> Your goal
Return the records below exactly, leaving nothing out.

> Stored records
━━━━━━━━━━
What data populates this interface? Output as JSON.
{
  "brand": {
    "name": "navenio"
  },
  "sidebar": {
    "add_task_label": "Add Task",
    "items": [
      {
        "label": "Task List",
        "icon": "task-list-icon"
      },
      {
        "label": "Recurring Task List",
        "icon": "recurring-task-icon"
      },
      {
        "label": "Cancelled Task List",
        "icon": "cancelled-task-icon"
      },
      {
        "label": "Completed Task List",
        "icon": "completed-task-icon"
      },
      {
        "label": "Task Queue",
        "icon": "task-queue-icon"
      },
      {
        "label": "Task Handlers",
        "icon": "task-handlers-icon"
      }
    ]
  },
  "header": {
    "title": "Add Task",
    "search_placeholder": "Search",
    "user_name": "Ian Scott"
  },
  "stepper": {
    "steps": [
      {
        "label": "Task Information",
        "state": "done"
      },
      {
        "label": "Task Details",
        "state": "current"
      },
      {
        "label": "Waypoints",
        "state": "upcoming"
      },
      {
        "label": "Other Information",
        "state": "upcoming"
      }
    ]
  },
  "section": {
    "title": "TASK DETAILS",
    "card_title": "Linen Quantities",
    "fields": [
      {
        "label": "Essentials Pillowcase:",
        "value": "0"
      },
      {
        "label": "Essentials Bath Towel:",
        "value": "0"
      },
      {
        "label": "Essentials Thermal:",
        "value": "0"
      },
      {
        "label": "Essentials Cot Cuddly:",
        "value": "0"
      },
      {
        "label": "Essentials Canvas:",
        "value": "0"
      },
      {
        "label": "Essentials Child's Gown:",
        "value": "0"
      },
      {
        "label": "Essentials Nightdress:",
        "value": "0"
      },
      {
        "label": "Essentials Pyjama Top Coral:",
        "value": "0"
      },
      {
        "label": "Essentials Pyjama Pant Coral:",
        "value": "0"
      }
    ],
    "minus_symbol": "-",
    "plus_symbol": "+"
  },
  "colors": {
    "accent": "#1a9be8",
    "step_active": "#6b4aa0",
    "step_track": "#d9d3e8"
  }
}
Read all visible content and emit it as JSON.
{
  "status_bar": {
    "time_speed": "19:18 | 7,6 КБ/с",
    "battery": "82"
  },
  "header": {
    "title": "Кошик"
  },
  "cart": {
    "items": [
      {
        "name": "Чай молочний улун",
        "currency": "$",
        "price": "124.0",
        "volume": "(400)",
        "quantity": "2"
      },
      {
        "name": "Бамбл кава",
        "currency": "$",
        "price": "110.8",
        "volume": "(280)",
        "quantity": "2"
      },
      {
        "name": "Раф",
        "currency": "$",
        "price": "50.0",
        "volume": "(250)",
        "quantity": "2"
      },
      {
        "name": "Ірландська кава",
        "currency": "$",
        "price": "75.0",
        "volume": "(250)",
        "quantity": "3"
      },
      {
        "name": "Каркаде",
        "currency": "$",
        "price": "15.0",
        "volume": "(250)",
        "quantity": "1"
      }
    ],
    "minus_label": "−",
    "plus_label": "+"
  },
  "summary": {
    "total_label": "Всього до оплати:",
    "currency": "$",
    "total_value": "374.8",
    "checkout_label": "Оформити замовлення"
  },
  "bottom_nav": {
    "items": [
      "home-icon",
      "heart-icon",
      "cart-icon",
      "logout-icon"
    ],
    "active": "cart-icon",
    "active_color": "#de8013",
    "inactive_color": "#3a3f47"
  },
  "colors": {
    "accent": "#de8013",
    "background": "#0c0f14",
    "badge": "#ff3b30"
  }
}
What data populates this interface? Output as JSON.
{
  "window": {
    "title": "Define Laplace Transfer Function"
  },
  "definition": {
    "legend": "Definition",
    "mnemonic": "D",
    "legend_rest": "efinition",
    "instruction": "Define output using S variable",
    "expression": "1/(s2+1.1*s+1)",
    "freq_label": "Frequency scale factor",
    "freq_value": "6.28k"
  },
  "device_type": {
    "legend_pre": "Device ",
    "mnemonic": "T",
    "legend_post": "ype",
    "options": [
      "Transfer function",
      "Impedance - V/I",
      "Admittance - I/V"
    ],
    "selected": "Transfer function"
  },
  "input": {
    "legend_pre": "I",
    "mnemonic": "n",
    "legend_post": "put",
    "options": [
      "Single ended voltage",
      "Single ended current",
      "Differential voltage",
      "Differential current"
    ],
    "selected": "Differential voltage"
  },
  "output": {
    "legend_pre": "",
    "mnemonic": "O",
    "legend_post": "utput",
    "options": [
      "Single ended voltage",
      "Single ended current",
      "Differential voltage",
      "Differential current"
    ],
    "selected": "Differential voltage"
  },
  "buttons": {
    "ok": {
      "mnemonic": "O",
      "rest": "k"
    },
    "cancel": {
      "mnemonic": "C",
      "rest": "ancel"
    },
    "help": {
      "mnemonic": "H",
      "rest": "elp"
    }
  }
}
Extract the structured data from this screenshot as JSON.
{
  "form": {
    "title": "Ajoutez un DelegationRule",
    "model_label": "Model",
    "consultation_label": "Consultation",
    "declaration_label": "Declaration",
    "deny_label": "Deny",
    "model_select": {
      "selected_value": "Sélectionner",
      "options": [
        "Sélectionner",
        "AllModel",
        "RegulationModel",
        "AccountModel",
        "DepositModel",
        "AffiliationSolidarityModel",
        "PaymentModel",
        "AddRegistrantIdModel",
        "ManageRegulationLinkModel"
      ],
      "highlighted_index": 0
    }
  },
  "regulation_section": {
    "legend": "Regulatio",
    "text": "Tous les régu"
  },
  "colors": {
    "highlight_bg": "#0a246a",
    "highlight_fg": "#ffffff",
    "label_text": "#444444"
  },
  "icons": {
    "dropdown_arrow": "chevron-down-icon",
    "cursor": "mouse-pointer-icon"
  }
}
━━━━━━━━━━
> Answer for this exercise
What data populates this interface? Output as JSON.
{
  "brand": {
    "name": "navenio"
  },
  "sidebar": {
    "add_task_label": "Add Task",
    "items": [
      {
        "label": "Task List",
        "icon": "task-list-icon"
      },
      {
        "label": "Recurring Task List",
        "icon": "recurring-task-icon"
      },
      {
        "label": "Cancelled Task List",
        "icon": "cancelled-task-icon"
      },
      {
        "label": "Completed Task List",
        "icon": "completed-task-icon"
      },
      {
        "label": "Task Queue",
        "icon": "task-queue-icon"
      },
      {
        "label": "Task Handlers",
        "icon": "task-handlers-icon"
      }
    ]
  },
  "header": {
    "title": "Add Task",
    "search_placeholder": "Search",
    "user_name": "Ian Scott"
  },
  "stepper": {
    "steps": [
      {
        "label": "Task Information",
        "state": "done"
      },
      {
        "label": "Task Details",
        "state": "current"
      },
      {
        "label": "Waypoints",
        "state": "upcoming"
      },
      {
        "label": "Other Information",
        "state": "upcoming"
      }
    ]
  },
  "section": {
    "title": "TASK DETAILS",
    "card_title": "Linen Quantities",
    "fields": [
      {
        "label": "Essentials Pillowcase:",
        "value": "0"
      },
      {
        "label": "Essentials Bath Towel:",
        "value": "0"
      },
      {
        "label": "Essentials Thermal:",
        "value": "0"
      },
      {
        "label": "Essentials Cot Cuddly:",
        "value": "0"
      },
      {
        "label": "Essentials Canvas:",
        "value": "0"
      },
      {
        "label": "Essentials Child's Gown:",
        "value": "0"
      },
      {
        "label": "Essentials Nightdress:",
        "value": "0"
      },
      {
        "label": "Essentials Pyjama Top Coral:",
        "value": "0"
      },
      {
        "label": "Essentials Pyjama Pant Coral:",
        "value": "0"
      }
    ],
    "minus_symbol": "-",
    "plus_symbol": "+"
  },
  "colors": {
    "accent": "#1a9be8",
    "step_active": "#6b4aa0",
    "step_track": "#d9d3e8"
  }
}
Read all visible content and emit it as JSON.
{
  "status_bar": {
    "time_speed": "19:18 | 7,6 КБ/с",
    "battery": "82"
  },
  "header": {
    "title": "Кошик"
  },
  "cart": {
    "items": [
      {
        "name": "Чай молочний улун",
        "currency": "$",
        "price": "124.0",
        "volume": "(400)",
        "quantity": "2"
      },
      {
        "name": "Бамбл кава",
        "currency": "$",
        "price": "110.8",
        "volume": "(280)",
        "quantity": "2"
      },
      {
        "name": "Раф",
        "currency": "$",
        "price": "50.0",
        "volume": "(250)",
        "quantity": "2"
      },
      {
        "name": "Ірландська кава",
        "currency": "$",
        "price": "75.0",
        "volume": "(250)",
        "quantity": "3"
      },
      {
        "name": "Каркаде",
        "currency": "$",
        "price": "15.0",
        "volume": "(250)",
        "quantity": "1"
      }
    ],
    "minus_label": "−",
    "plus_label": "+"
  },
  "summary": {
    "total_label": "Всього до оплати:",
    "currency": "$",
    "total_value": "374.8",
    "checkout_label": "Оформити замовлення"
  },
  "bottom_nav": {
    "items": [
      "home-icon",
      "heart-icon",
      "cart-icon",
      "logout-icon"
    ],
    "active": "cart-icon",
    "active_color": "#de8013",
    "inactive_color": "#3a3f47"
  },
  "colors": {
    "accent": "#de8013",
    "background": "#0c0f14",
    "badge": "#ff3b30"
  }
}
What data populates this interface? Output as JSON.
{
  "window": {
    "title": "Define Laplace Transfer Function"
  },
  "definition": {
    "legend": "Definition",
    "mnemonic": "D",
    "legend_rest": "efinition",
    "instruction": "Define output using S variable",
    "expression": "1/(s2+1.1*s+1)",
    "freq_label": "Frequency scale factor",
    "freq_value": "6.28k"
  },
  "device_type": {
    "legend_pre": "Device ",
    "mnemonic": "T",
    "legend_post": "ype",
    "options": [
      "Transfer function",
      "Impedance - V/I",
      "Admittance - I/V"
    ],
    "selected": "Transfer function"
  },
  "input": {
    "legend_pre": "I",
    "mnemonic": "n",
    "legend_post": "put",
    "options": [
      "Single ended voltage",
      "Single ended current",
      "Differential voltage",
      "Differential current"
    ],
    "selected": "Differential voltage"
  },
  "output": {
    "legend_pre": "",
    "mnemonic": "O",
    "legend_post": "utput",
    "options": [
      "Single ended voltage",
      "Single ended current",
      "Differential voltage",
      "Differential current"
    ],
    "selected": "Differential voltage"
  },
  "buttons": {
    "ok": {
      "mnemonic": "O",
      "rest": "k"
    },
    "cancel": {
      "mnemonic": "C",
      "rest": "ancel"
    },
    "help": {
      "mnemonic": "H",
      "rest": "elp"
    }
  }
}
Extract the structured data from this screenshot as JSON.
{
  "form": {
    "title": "Ajoutez un DelegationRule",
    "model_label": "Model",
    "consultation_label": "Consultation",
    "declaration_label": "Declaration",
    "deny_label": "Deny",
    "model_select": {
      "selected_value": "Sélectionner",
      "options": [
        "Sélectionner",
        "AllModel",
        "RegulationModel",
        "AccountModel",
        "DepositModel",
        "AffiliationSolidarityModel",
        "PaymentModel",
        "AddRegistrantIdModel",
        "ManageRegulationLinkModel"
      ],
      "highlighted_index": 0
    }
  },
  "regulation_section": {
    "legend": "Regulatio",
    "text": "Tous les régu"
  },
  "colors": {
    "highlight_bg": "#0a246a",
    "highlight_fg": "#ffffff",
    "label_text": "#444444"
  },
  "icons": {
    "dropdown_arrow": "chevron-down-icon",
    "cursor": "mouse-pointer-icon"
  }
}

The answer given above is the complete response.